**Goal of the exercise**
Lines holding the string "screenshot": copy each one from the listing below.

**Dataset extract**
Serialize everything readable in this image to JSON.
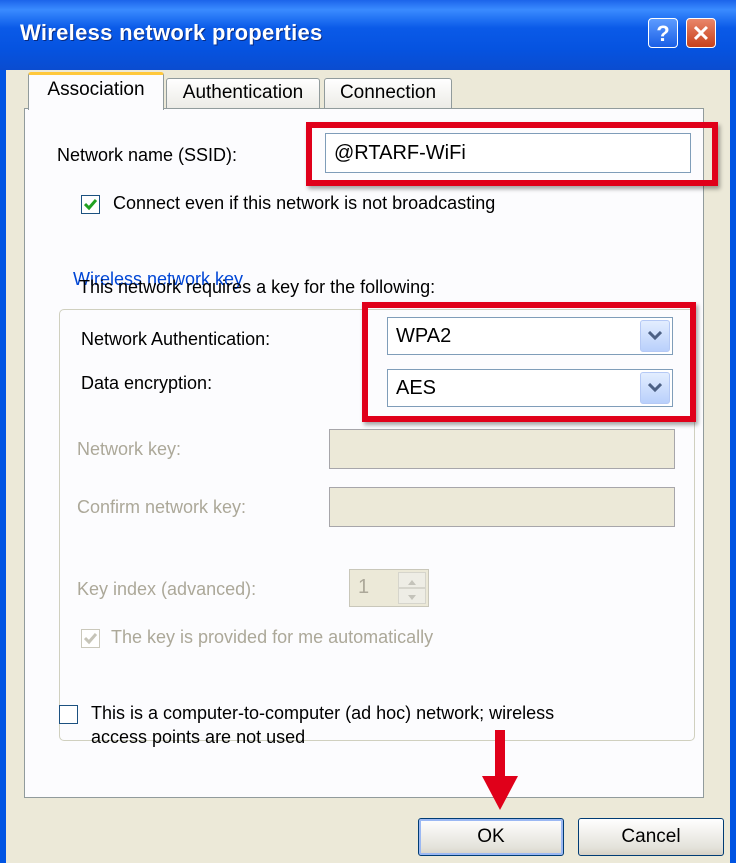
{
  "window": {
    "title": "Wireless network properties",
    "help_glyph": "?",
    "close_glyph": "✕"
  },
  "tabs": [
    {
      "label": "Association"
    },
    {
      "label": "Authentication"
    },
    {
      "label": "Connection"
    }
  ],
  "association": {
    "ssid_label": "Network name (SSID):",
    "ssid_value": "@RTARF-WiFi",
    "broadcast_checkbox": {
      "label": "Connect even if this network is not broadcasting",
      "checked": true
    },
    "key_group_title": "Wireless network key",
    "requires_text": "This network requires a key for the following:",
    "auth_label": "Network Authentication:",
    "auth_value": "WPA2",
    "encryption_label": "Data encryption:",
    "encryption_value": "AES",
    "network_key_label": "Network key:",
    "confirm_key_label": "Confirm network key:",
    "key_index_label": "Key index (advanced):",
    "key_index_value": "1",
    "auto_key_checkbox": {
      "label": "The key is provided for me automatically",
      "checked": true,
      "disabled": true
    },
    "adhoc_checkbox": {
      "label_line1": "This is a computer-to-computer (ad hoc) network; wireless",
      "label_line2": "access points are not used",
      "checked": false
    }
  },
  "buttons": {
    "ok": "OK",
    "cancel": "Cancel"
  },
  "colors": {
    "highlight": "#E0001A",
    "titlebar": "#0054E3",
    "group_title": "#0046D5"
  }
}
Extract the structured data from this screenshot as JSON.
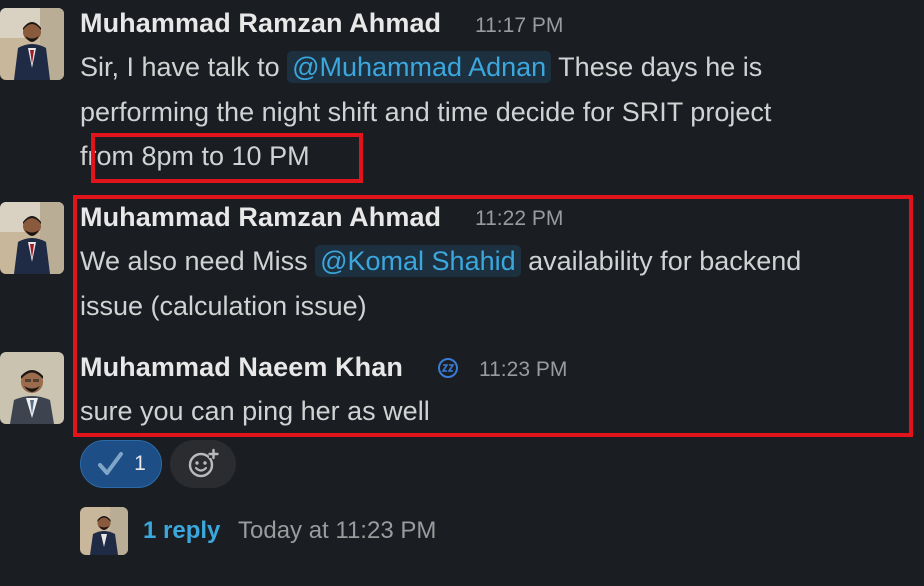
{
  "messages": [
    {
      "author": "Muhammad Ramzan Ahmad",
      "time": "11:17 PM",
      "lines": {
        "l1_pre": "Sir, I have talk to ",
        "l1_mention": "@Muhammad Adnan",
        "l1_post": " These days he is",
        "l2": "performing the night shift and time decide for SRIT project",
        "l3": "from 8pm to 10 PM"
      }
    },
    {
      "author": "Muhammad Ramzan Ahmad",
      "time": "11:22 PM",
      "lines": {
        "l1_pre": "We also need Miss ",
        "l1_mention": "@Komal Shahid",
        "l1_post": " availability for backend",
        "l2": "issue (calculation issue)"
      }
    },
    {
      "author": "Muhammad Naeem Khan",
      "time": "11:23 PM",
      "lines": {
        "l1": "sure you can ping her as well"
      }
    }
  ],
  "reaction": {
    "emoji": "check-mark",
    "count": "1"
  },
  "thread": {
    "reply_label": "1 reply",
    "reply_time": "Today at 11:23 PM"
  },
  "colors": {
    "background": "#1a1d21",
    "mention_text": "#3ba7dc",
    "mention_bg": "#1d3040",
    "highlight_box": "#e0141a",
    "reaction_bg": "#1d4e85"
  }
}
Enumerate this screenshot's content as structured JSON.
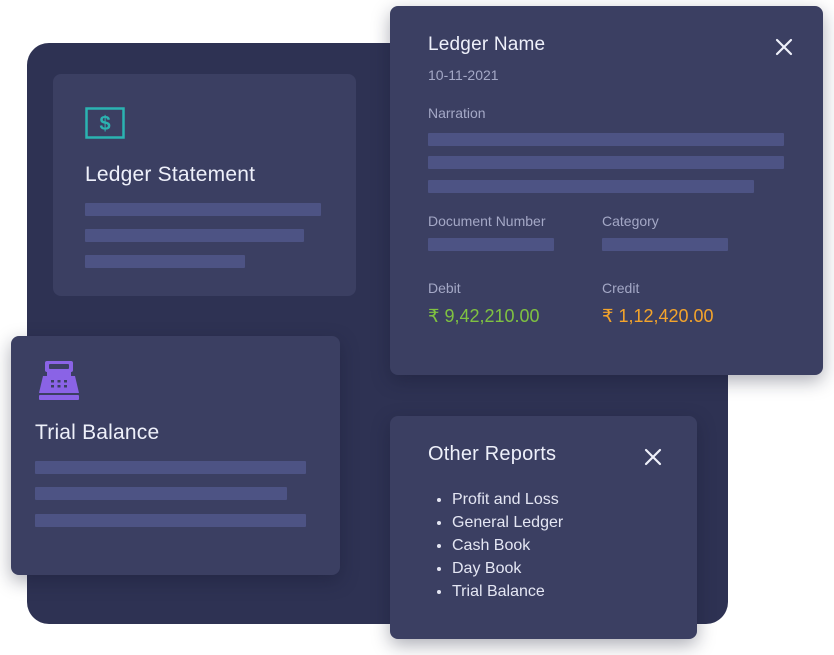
{
  "ledger_statement": {
    "title": "Ledger Statement",
    "icon": "dollar-box-icon",
    "icon_color": "#2bb3b1"
  },
  "trial_balance": {
    "title": "Trial Balance",
    "icon": "cash-register-icon",
    "icon_color": "#8a63e6"
  },
  "ledger_detail": {
    "title": "Ledger Name",
    "date": "10-11-2021",
    "narration_label": "Narration",
    "document_number_label": "Document Number",
    "category_label": "Category",
    "debit_label": "Debit",
    "debit_value": "₹ 9,42,210.00",
    "debit_color": "#7fc241",
    "credit_label": "Credit",
    "credit_value": "₹ 1,12,420.00",
    "credit_color": "#f4a42b"
  },
  "other_reports": {
    "title": "Other Reports",
    "items": [
      "Profit and Loss",
      "General Ledger",
      "Cash Book",
      "Day Book",
      "Trial Balance"
    ]
  },
  "colors": {
    "background_panel": "#2e3253",
    "card": "#3b3f62",
    "placeholder_bar": "#4d5384"
  }
}
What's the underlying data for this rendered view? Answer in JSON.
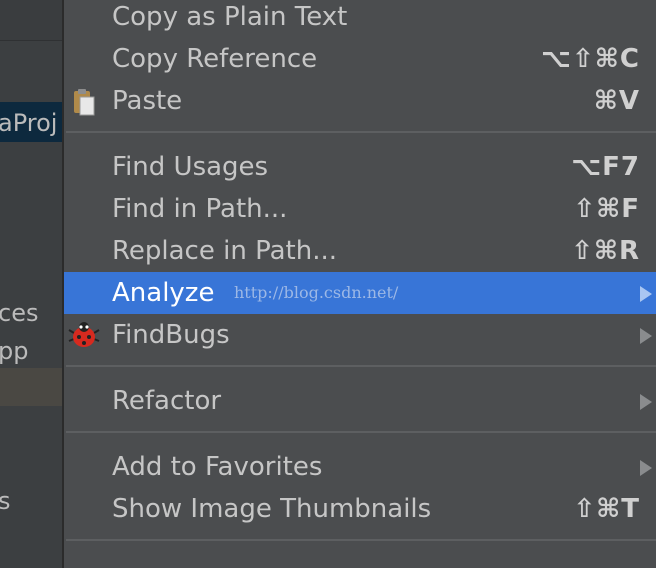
{
  "sidebar": {
    "project_fragment": "aProj",
    "item_fragment_1": "ces",
    "item_fragment_2": "pp",
    "item_fragment_3": "s"
  },
  "menu": {
    "copy_plain": {
      "label": "Copy as Plain Text"
    },
    "copy_reference": {
      "label": "Copy Reference",
      "shortcut": "⌥⇧⌘C"
    },
    "paste": {
      "label": "Paste",
      "shortcut": "⌘V",
      "icon": "clipboard-icon"
    },
    "find_usages": {
      "label": "Find Usages",
      "shortcut": "⌥F7"
    },
    "find_in_path": {
      "label": "Find in Path...",
      "shortcut": "⇧⌘F"
    },
    "replace_in_path": {
      "label": "Replace in Path...",
      "shortcut": "⇧⌘R"
    },
    "analyze": {
      "label": "Analyze",
      "watermark": "http://blog.csdn.net/"
    },
    "findbugs": {
      "label": "FindBugs",
      "icon": "ladybug-icon"
    },
    "refactor": {
      "label": "Refactor"
    },
    "add_favorites": {
      "label": "Add to Favorites"
    },
    "thumbnails": {
      "label": "Show Image Thumbnails",
      "shortcut": "⇧⌘T"
    }
  },
  "colors": {
    "menu_bg": "#4b4d4f",
    "selected_bg": "#3875d7",
    "text": "#c6c6c6"
  }
}
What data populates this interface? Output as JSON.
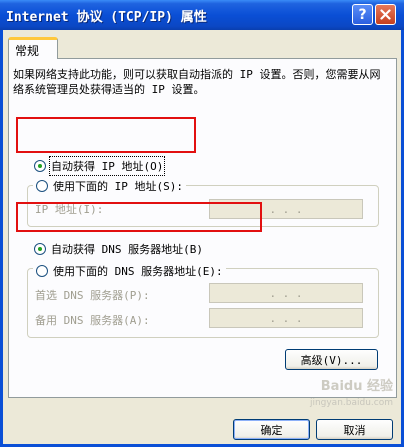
{
  "window": {
    "title": "Internet 协议 (TCP/IP) 属性",
    "help_label": "?",
    "close_label": "close"
  },
  "tabs": [
    {
      "label": "常规",
      "selected": true
    }
  ],
  "general": {
    "description": "如果网络支持此功能，则可以获取自动指派的 IP 设置。否则，您需要从网络系统管理员处获得适当的 IP 设置。",
    "ip_auto": {
      "label": "自动获得 IP 地址(O)",
      "selected": true
    },
    "ip_manual": {
      "label": "使用下面的 IP 地址(S):",
      "selected": false
    },
    "ip_fields": [
      {
        "label": "IP 地址(I):",
        "value": ". . ."
      }
    ],
    "dns_auto": {
      "label": "自动获得 DNS 服务器地址(B)",
      "selected": true
    },
    "dns_manual": {
      "label": "使用下面的 DNS 服务器地址(E):",
      "selected": false
    },
    "dns_fields": [
      {
        "label": "首选 DNS 服务器(P):",
        "value": ". . ."
      },
      {
        "label": "备用 DNS 服务器(A):",
        "value": ". . ."
      }
    ],
    "advanced_label": "高级(V)..."
  },
  "footer": {
    "ok_label": "确定",
    "cancel_label": "取消"
  },
  "watermark": {
    "text": "Baidu 经验",
    "url": "jingyan.baidu.com"
  },
  "colors": {
    "title_bar": "#0a4fd6",
    "highlight_box": "#e21010",
    "radio_dot": "#21a121"
  }
}
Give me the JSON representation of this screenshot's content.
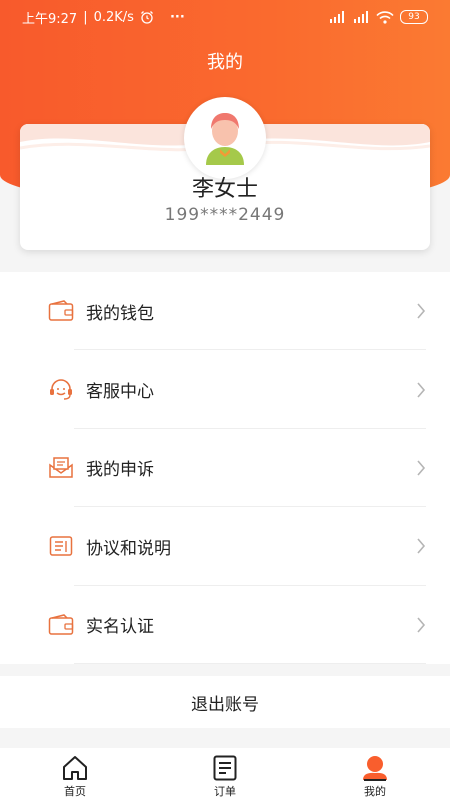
{
  "status_bar": {
    "time": "上午9:27",
    "speed": "0.2K/s",
    "battery": "93"
  },
  "header": {
    "title": "我的"
  },
  "profile": {
    "name": "李女士",
    "phone": "199****2449"
  },
  "menu": {
    "items": [
      {
        "label": "我的钱包",
        "icon": "wallet-icon"
      },
      {
        "label": "客服中心",
        "icon": "headset-icon"
      },
      {
        "label": "我的申诉",
        "icon": "mail-icon"
      },
      {
        "label": "协议和说明",
        "icon": "document-icon"
      },
      {
        "label": "实名认证",
        "icon": "id-card-icon"
      }
    ]
  },
  "logout": {
    "label": "退出账号"
  },
  "tabbar": {
    "items": [
      {
        "label": "首页",
        "icon": "home-icon"
      },
      {
        "label": "订单",
        "icon": "order-list-icon"
      },
      {
        "label": "我的",
        "icon": "profile-icon"
      }
    ]
  },
  "colors": {
    "accent": "#f95e2d",
    "icon_orange": "#e8723f"
  }
}
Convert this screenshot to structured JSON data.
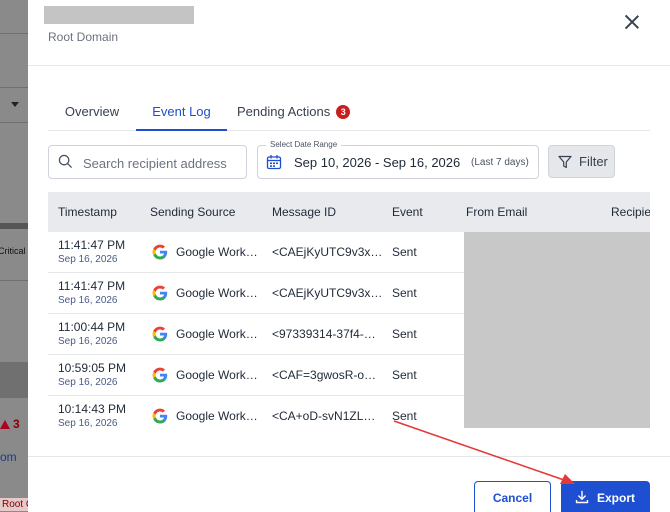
{
  "background": {
    "critical_text": "Critical",
    "alert_count": "3",
    "link_fragment": "om",
    "tag_fragment": "Root C"
  },
  "modal": {
    "subtitle": "Root Domain",
    "tabs": [
      {
        "label": "Overview"
      },
      {
        "label": "Event Log",
        "active": true
      },
      {
        "label": "Pending Actions",
        "badge": "3"
      }
    ],
    "search": {
      "placeholder": "Search recipient address",
      "value": ""
    },
    "date_range": {
      "legend": "Select Date Range",
      "value": "Sep 10, 2026 - Sep 16, 2026",
      "hint": "(Last 7 days)"
    },
    "filter_label": "Filter",
    "table": {
      "columns": [
        "Timestamp",
        "Sending Source",
        "Message ID",
        "Event",
        "From Email",
        "Recipie"
      ],
      "rows": [
        {
          "time": "11:41:47 PM",
          "date": "Sep 16, 2026",
          "source": "Google Work…",
          "message_id": "<CAEjKyUTC9v3x…",
          "event": "Sent"
        },
        {
          "time": "11:41:47 PM",
          "date": "Sep 16, 2026",
          "source": "Google Work…",
          "message_id": "<CAEjKyUTC9v3x…",
          "event": "Sent"
        },
        {
          "time": "11:00:44 PM",
          "date": "Sep 16, 2026",
          "source": "Google Work…",
          "message_id": "<97339314-37f4-…",
          "event": "Sent"
        },
        {
          "time": "10:59:05 PM",
          "date": "Sep 16, 2026",
          "source": "Google Work…",
          "message_id": "<CAF=3gwosR-o…",
          "event": "Sent"
        },
        {
          "time": "10:14:43 PM",
          "date": "Sep 16, 2026",
          "source": "Google Work…",
          "message_id": "<CA+oD-svN1ZL…",
          "event": "Sent"
        }
      ]
    },
    "footer": {
      "cancel_label": "Cancel",
      "export_label": "Export"
    }
  },
  "colors": {
    "accent": "#1f4fd1",
    "badge": "#c81e1e",
    "annotation_arrow": "#e53935"
  },
  "icons": [
    "close-icon",
    "search-icon",
    "calendar-icon",
    "filter-icon",
    "google-icon",
    "download-icon"
  ]
}
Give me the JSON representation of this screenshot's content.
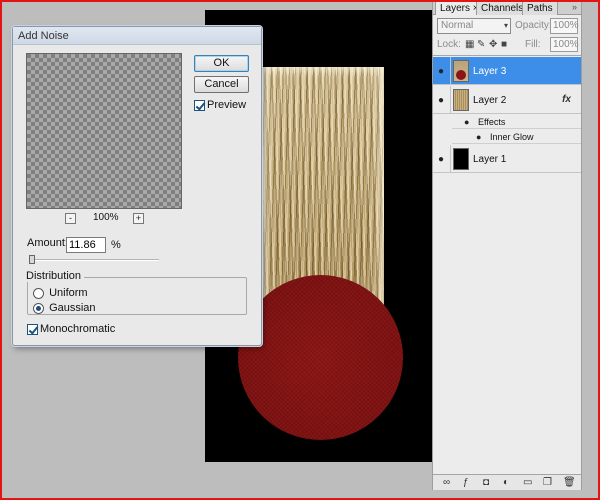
{
  "dialog": {
    "title": "Add Noise",
    "ok_label": "OK",
    "cancel_label": "Cancel",
    "preview_label": "Preview",
    "preview_checked": true,
    "zoom_minus": "-",
    "zoom_plus": "+",
    "zoom_level": "100%",
    "amount_label": "Amount:",
    "amount_value": "11.86",
    "amount_unit": "%",
    "distribution_label": "Distribution",
    "distribution_options": [
      "Uniform",
      "Gaussian"
    ],
    "distribution_selected": "Gaussian",
    "monochromatic_label": "Monochromatic",
    "monochromatic_checked": true
  },
  "panel": {
    "tabs": [
      {
        "label": "Layers ×",
        "active": true
      },
      {
        "label": "Channels",
        "active": false
      },
      {
        "label": "Paths",
        "active": false
      }
    ],
    "menu_icon": "»",
    "blend_mode": "Normal",
    "blend_arrow": "▾",
    "opacity_label": "Opacity:",
    "opacity_value": "100%",
    "lock_label": "Lock:",
    "fill_label": "Fill:",
    "fill_value": "100%",
    "layers": [
      {
        "name": "Layer 3",
        "selected": true
      },
      {
        "name": "Layer 2",
        "selected": false,
        "fx": "fx"
      },
      {
        "name": "Layer 1",
        "selected": false
      }
    ],
    "effects_label": "Effects",
    "inner_glow_label": "Inner Glow"
  },
  "colors": {
    "accent_selected": "#3d8ee8",
    "circle_red": "#8b1616",
    "border_red": "#e31414"
  }
}
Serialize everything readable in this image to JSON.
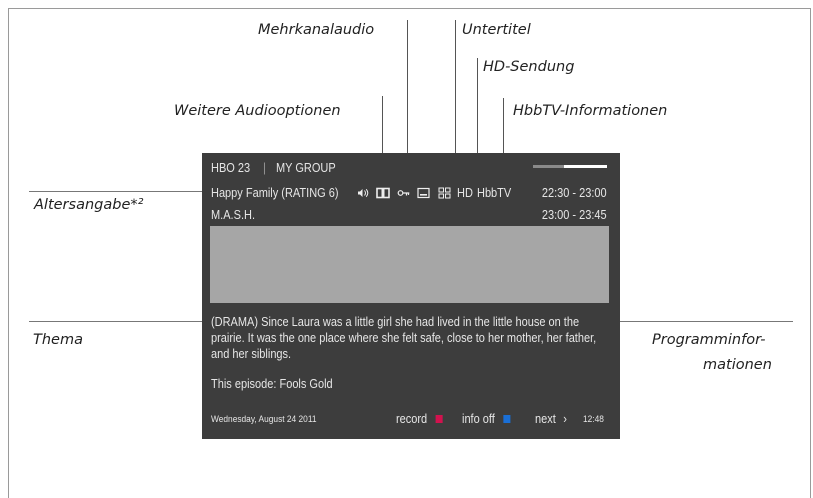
{
  "callouts": {
    "mehrkanal": "Mehrkanalaudio",
    "untertitel": "Untertitel",
    "hd": "HD-Sendung",
    "weitere": "Weitere Audiooptionen",
    "hbbtv": "HbbTV-Informationen",
    "alter": "Altersangabe*²",
    "thema": "Thema",
    "prog1": "Programminfor-",
    "prog2": "mationen"
  },
  "tv": {
    "channel": "HBO 23",
    "separator": "|",
    "group": "MY GROUP",
    "progress": 0.58,
    "current_title": "Happy Family (RATING 6)",
    "hd_badge": "HD",
    "hbbtv_badge": "HbbTV",
    "current_time": "22:30 - 23:00",
    "next_title": "M.A.S.H.",
    "next_time": "23:00 - 23:45",
    "description": "(DRAMA) Since Laura was a little girl she had lived in the little house on the prairie. It was the one place where she felt safe, close to her mother, her father, and her siblings.",
    "episode": "This episode: Fools Gold",
    "date": "Wednesday, August 24 2011",
    "record_label": "record",
    "info_label": "info off",
    "next_label": "next",
    "next_arrow": "›",
    "clock": "12:48",
    "colors": {
      "record": "#d2124e",
      "info": "#1a6fd6",
      "panel": "#3d3d3d"
    },
    "icons": [
      "audio-options-icon",
      "multichannel-audio-icon",
      "age-rating-key-icon",
      "subtitles-icon",
      "hbbtv-grid-icon"
    ]
  }
}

**Exercise output**
Extract the structured data from this screenshot as JSON.
Enumerate this screenshot's content as structured JSON.
Give me the JSON representation of this screenshot's content.
Convert this screenshot to structured JSON data.
Give me the JSON representation of this screenshot's content.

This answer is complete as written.